Data about app and page elements:
* * * * *
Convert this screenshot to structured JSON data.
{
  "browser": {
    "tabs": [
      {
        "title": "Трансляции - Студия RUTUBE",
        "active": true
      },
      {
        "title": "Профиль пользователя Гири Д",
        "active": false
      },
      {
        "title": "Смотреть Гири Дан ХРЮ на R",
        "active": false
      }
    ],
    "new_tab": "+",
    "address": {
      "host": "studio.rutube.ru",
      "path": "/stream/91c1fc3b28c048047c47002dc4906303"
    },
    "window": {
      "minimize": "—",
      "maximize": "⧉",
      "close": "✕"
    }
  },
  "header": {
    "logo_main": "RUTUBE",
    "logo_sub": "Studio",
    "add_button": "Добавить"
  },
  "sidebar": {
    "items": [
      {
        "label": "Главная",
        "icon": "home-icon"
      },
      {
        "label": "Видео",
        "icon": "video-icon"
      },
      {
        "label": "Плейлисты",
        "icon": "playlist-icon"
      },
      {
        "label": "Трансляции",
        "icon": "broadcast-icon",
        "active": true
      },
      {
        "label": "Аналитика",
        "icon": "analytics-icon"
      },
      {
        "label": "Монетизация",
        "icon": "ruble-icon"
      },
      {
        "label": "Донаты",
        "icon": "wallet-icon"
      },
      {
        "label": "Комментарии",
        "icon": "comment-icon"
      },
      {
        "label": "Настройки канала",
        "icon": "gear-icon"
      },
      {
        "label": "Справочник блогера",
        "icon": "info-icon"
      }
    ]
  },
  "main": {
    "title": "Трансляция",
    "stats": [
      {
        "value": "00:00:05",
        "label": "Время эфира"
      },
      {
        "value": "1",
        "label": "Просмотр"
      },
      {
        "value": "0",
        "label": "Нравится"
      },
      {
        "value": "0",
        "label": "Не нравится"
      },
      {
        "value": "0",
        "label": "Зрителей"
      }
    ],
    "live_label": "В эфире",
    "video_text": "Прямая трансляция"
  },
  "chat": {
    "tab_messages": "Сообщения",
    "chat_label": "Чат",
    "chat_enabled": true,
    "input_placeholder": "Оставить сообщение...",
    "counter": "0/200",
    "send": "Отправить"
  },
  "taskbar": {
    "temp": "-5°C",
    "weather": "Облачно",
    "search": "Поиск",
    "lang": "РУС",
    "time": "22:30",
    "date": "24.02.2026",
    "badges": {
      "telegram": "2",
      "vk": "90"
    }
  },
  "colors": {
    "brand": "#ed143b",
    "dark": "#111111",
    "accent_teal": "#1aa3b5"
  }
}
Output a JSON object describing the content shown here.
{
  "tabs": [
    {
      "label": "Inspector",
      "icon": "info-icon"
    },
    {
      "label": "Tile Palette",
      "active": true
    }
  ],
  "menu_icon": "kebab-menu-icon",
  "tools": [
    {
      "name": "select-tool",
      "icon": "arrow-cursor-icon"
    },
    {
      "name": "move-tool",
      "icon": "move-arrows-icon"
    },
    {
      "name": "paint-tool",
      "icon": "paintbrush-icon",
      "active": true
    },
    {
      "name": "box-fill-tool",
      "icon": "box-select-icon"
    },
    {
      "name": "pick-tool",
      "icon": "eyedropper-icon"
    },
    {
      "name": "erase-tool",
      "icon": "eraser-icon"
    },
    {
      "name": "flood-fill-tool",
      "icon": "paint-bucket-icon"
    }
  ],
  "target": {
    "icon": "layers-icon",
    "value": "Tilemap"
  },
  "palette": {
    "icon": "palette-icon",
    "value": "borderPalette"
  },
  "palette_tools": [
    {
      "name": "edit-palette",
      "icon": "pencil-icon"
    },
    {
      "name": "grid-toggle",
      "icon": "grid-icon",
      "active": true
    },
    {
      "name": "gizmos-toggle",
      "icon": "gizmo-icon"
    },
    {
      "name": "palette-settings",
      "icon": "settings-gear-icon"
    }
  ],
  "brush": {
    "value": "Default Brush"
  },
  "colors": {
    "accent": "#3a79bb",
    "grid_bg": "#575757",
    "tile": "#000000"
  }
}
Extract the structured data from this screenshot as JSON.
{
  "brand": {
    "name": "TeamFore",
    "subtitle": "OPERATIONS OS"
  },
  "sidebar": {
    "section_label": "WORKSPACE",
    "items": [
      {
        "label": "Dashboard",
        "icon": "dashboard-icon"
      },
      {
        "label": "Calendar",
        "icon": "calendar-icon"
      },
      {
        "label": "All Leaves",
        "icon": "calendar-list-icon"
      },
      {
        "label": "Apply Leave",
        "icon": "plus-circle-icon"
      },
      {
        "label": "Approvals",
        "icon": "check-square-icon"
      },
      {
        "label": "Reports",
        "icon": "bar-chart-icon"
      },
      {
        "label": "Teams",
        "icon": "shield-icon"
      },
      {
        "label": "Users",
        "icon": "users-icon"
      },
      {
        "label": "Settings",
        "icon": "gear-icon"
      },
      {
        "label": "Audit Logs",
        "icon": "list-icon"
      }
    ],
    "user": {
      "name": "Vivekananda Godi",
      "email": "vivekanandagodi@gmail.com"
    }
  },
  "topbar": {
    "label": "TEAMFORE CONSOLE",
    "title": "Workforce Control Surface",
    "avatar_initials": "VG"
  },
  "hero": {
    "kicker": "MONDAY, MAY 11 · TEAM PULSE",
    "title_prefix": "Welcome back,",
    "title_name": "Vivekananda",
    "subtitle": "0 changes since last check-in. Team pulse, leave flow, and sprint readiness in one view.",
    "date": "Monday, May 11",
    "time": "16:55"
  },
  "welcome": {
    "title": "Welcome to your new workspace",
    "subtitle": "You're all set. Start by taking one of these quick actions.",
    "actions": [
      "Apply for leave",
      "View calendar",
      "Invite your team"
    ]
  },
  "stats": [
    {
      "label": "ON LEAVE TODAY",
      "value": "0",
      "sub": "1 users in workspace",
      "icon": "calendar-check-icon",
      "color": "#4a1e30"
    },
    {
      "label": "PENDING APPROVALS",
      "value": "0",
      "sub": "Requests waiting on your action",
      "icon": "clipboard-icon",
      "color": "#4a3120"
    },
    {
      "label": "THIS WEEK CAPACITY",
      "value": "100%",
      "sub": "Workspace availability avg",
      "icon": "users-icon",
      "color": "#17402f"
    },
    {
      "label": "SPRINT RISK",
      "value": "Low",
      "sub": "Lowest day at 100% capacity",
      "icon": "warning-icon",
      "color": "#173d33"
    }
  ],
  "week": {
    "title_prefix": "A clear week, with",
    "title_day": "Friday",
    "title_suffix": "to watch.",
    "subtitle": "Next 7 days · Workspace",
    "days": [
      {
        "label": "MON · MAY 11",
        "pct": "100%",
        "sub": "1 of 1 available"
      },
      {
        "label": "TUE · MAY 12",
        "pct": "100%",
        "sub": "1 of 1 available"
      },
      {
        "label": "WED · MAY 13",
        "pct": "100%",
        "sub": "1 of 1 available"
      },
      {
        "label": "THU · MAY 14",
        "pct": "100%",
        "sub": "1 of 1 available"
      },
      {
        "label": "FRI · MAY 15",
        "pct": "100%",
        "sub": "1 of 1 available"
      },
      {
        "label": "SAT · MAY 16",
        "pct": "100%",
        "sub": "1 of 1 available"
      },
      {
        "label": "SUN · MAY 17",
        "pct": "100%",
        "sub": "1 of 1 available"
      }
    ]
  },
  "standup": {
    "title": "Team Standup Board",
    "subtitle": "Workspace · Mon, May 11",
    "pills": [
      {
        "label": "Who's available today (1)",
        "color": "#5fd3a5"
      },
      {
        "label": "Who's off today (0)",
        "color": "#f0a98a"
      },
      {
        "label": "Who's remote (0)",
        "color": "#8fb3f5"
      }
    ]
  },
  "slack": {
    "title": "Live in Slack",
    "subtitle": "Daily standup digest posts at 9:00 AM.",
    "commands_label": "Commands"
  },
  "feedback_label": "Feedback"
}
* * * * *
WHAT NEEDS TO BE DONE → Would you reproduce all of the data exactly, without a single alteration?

SOLUTION TO THE PROBLEM →
Convert this screenshot to structured JSON data.
{
  "browser": {
    "tabs": [
      {
        "title": "Трансляции - Студия RUTUBE",
        "active": true
      },
      {
        "title": "Профиль пользователя Гири Д",
        "active": false
      },
      {
        "title": "Смотреть Гири Дан ХРЮ на R",
        "active": false
      }
    ],
    "new_tab": "+",
    "address": {
      "host": "studio.rutube.ru",
      "path": "/stream/91c1fc3b28c048047c47002dc4906303"
    },
    "window": {
      "minimize": "—",
      "maximize": "⧉",
      "close": "✕"
    }
  },
  "header": {
    "logo_main": "RUTUBE",
    "logo_sub": "Studio",
    "add_button": "Добавить"
  },
  "sidebar": {
    "items": [
      {
        "label": "Главная",
        "icon": "home-icon"
      },
      {
        "label": "Видео",
        "icon": "video-icon"
      },
      {
        "label": "Плейлисты",
        "icon": "playlist-icon"
      },
      {
        "label": "Трансляции",
        "icon": "broadcast-icon",
        "active": true
      },
      {
        "label": "Аналитика",
        "icon": "analytics-icon"
      },
      {
        "label": "Монетизация",
        "icon": "ruble-icon"
      },
      {
        "label": "Донаты",
        "icon": "wallet-icon"
      },
      {
        "label": "Комментарии",
        "icon": "comment-icon"
      },
      {
        "label": "Настройки канала",
        "icon": "gear-icon"
      },
      {
        "label": "Справочник блогера",
        "icon": "info-icon"
      }
    ]
  },
  "main": {
    "title": "Трансляция",
    "stats": [
      {
        "value": "00:00:05",
        "label": "Время эфира"
      },
      {
        "value": "1",
        "label": "Просмотр"
      },
      {
        "value": "0",
        "label": "Нравится"
      },
      {
        "value": "0",
        "label": "Не нравится"
      },
      {
        "value": "0",
        "label": "Зрителей"
      }
    ],
    "live_label": "В эфире",
    "video_text": "Прямая трансляция"
  },
  "chat": {
    "tab_messages": "Сообщения",
    "chat_label": "Чат",
    "chat_enabled": true,
    "input_placeholder": "Оставить сообщение...",
    "counter": "0/200",
    "send": "Отправить"
  },
  "taskbar": {
    "temp": "-5°C",
    "weather": "Облачно",
    "search": "Поиск",
    "lang": "РУС",
    "time": "22:30",
    "date": "24.02.2026",
    "badges": {
      "telegram": "2",
      "vk": "90"
    }
  },
  "colors": {
    "brand": "#ed143b",
    "dark": "#111111",
    "accent_teal": "#1aa3b5"
  }
}
Output a JSON object describing the content shown here.
{
  "tabs": [
    {
      "label": "Inspector",
      "icon": "info-icon"
    },
    {
      "label": "Tile Palette",
      "active": true
    }
  ],
  "menu_icon": "kebab-menu-icon",
  "tools": [
    {
      "name": "select-tool",
      "icon": "arrow-cursor-icon"
    },
    {
      "name": "move-tool",
      "icon": "move-arrows-icon"
    },
    {
      "name": "paint-tool",
      "icon": "paintbrush-icon",
      "active": true
    },
    {
      "name": "box-fill-tool",
      "icon": "box-select-icon"
    },
    {
      "name": "pick-tool",
      "icon": "eyedropper-icon"
    },
    {
      "name": "erase-tool",
      "icon": "eraser-icon"
    },
    {
      "name": "flood-fill-tool",
      "icon": "paint-bucket-icon"
    }
  ],
  "target": {
    "icon": "layers-icon",
    "value": "Tilemap"
  },
  "palette": {
    "icon": "palette-icon",
    "value": "borderPalette"
  },
  "palette_tools": [
    {
      "name": "edit-palette",
      "icon": "pencil-icon"
    },
    {
      "name": "grid-toggle",
      "icon": "grid-icon",
      "active": true
    },
    {
      "name": "gizmos-toggle",
      "icon": "gizmo-icon"
    },
    {
      "name": "palette-settings",
      "icon": "settings-gear-icon"
    }
  ],
  "brush": {
    "value": "Default Brush"
  },
  "colors": {
    "accent": "#3a79bb",
    "grid_bg": "#575757",
    "tile": "#000000"
  }
}
Extract the structured data from this screenshot as JSON.
{
  "brand": {
    "name": "TeamFore",
    "subtitle": "OPERATIONS OS"
  },
  "sidebar": {
    "section_label": "WORKSPACE",
    "items": [
      {
        "label": "Dashboard",
        "icon": "dashboard-icon"
      },
      {
        "label": "Calendar",
        "icon": "calendar-icon"
      },
      {
        "label": "All Leaves",
        "icon": "calendar-list-icon"
      },
      {
        "label": "Apply Leave",
        "icon": "plus-circle-icon"
      },
      {
        "label": "Approvals",
        "icon": "check-square-icon"
      },
      {
        "label": "Reports",
        "icon": "bar-chart-icon"
      },
      {
        "label": "Teams",
        "icon": "shield-icon"
      },
      {
        "label": "Users",
        "icon": "users-icon"
      },
      {
        "label": "Settings",
        "icon": "gear-icon"
      },
      {
        "label": "Audit Logs",
        "icon": "list-icon"
      }
    ],
    "user": {
      "name": "Vivekananda Godi",
      "email": "vivekanandagodi@gmail.com"
    }
  },
  "topbar": {
    "label": "TEAMFORE CONSOLE",
    "title": "Workforce Control Surface",
    "avatar_initials": "VG"
  },
  "hero": {
    "kicker": "MONDAY, MAY 11 · TEAM PULSE",
    "title_prefix": "Welcome back,",
    "title_name": "Vivekananda",
    "subtitle": "0 changes since last check-in. Team pulse, leave flow, and sprint readiness in one view.",
    "date": "Monday, May 11",
    "time": "16:55"
  },
  "welcome": {
    "title": "Welcome to your new workspace",
    "subtitle": "You're all set. Start by taking one of these quick actions.",
    "actions": [
      "Apply for leave",
      "View calendar",
      "Invite your team"
    ]
  },
  "stats": [
    {
      "label": "ON LEAVE TODAY",
      "value": "0",
      "sub": "1 users in workspace",
      "icon": "calendar-check-icon",
      "color": "#4a1e30"
    },
    {
      "label": "PENDING APPROVALS",
      "value": "0",
      "sub": "Requests waiting on your action",
      "icon": "clipboard-icon",
      "color": "#4a3120"
    },
    {
      "label": "THIS WEEK CAPACITY",
      "value": "100%",
      "sub": "Workspace availability avg",
      "icon": "users-icon",
      "color": "#17402f"
    },
    {
      "label": "SPRINT RISK",
      "value": "Low",
      "sub": "Lowest day at 100% capacity",
      "icon": "warning-icon",
      "color": "#173d33"
    }
  ],
  "week": {
    "title_prefix": "A clear week, with",
    "title_day": "Friday",
    "title_suffix": "to watch.",
    "subtitle": "Next 7 days · Workspace",
    "days": [
      {
        "label": "MON · MAY 11",
        "pct": "100%",
        "sub": "1 of 1 available"
      },
      {
        "label": "TUE · MAY 12",
        "pct": "100%",
        "sub": "1 of 1 available"
      },
      {
        "label": "WED · MAY 13",
        "pct": "100%",
        "sub": "1 of 1 available"
      },
      {
        "label": "THU · MAY 14",
        "pct": "100%",
        "sub": "1 of 1 available"
      },
      {
        "label": "FRI · MAY 15",
        "pct": "100%",
        "sub": "1 of 1 available"
      },
      {
        "label": "SAT · MAY 16",
        "pct": "100%",
        "sub": "1 of 1 available"
      },
      {
        "label": "SUN · MAY 17",
        "pct": "100%",
        "sub": "1 of 1 available"
      }
    ]
  },
  "standup": {
    "title": "Team Standup Board",
    "subtitle": "Workspace · Mon, May 11",
    "pills": [
      {
        "label": "Who's available today (1)",
        "color": "#5fd3a5"
      },
      {
        "label": "Who's off today (0)",
        "color": "#f0a98a"
      },
      {
        "label": "Who's remote (0)",
        "color": "#8fb3f5"
      }
    ]
  },
  "slack": {
    "title": "Live in Slack",
    "subtitle": "Daily standup digest posts at 9:00 AM.",
    "commands_label": "Commands"
  },
  "feedback_label": "Feedback"
}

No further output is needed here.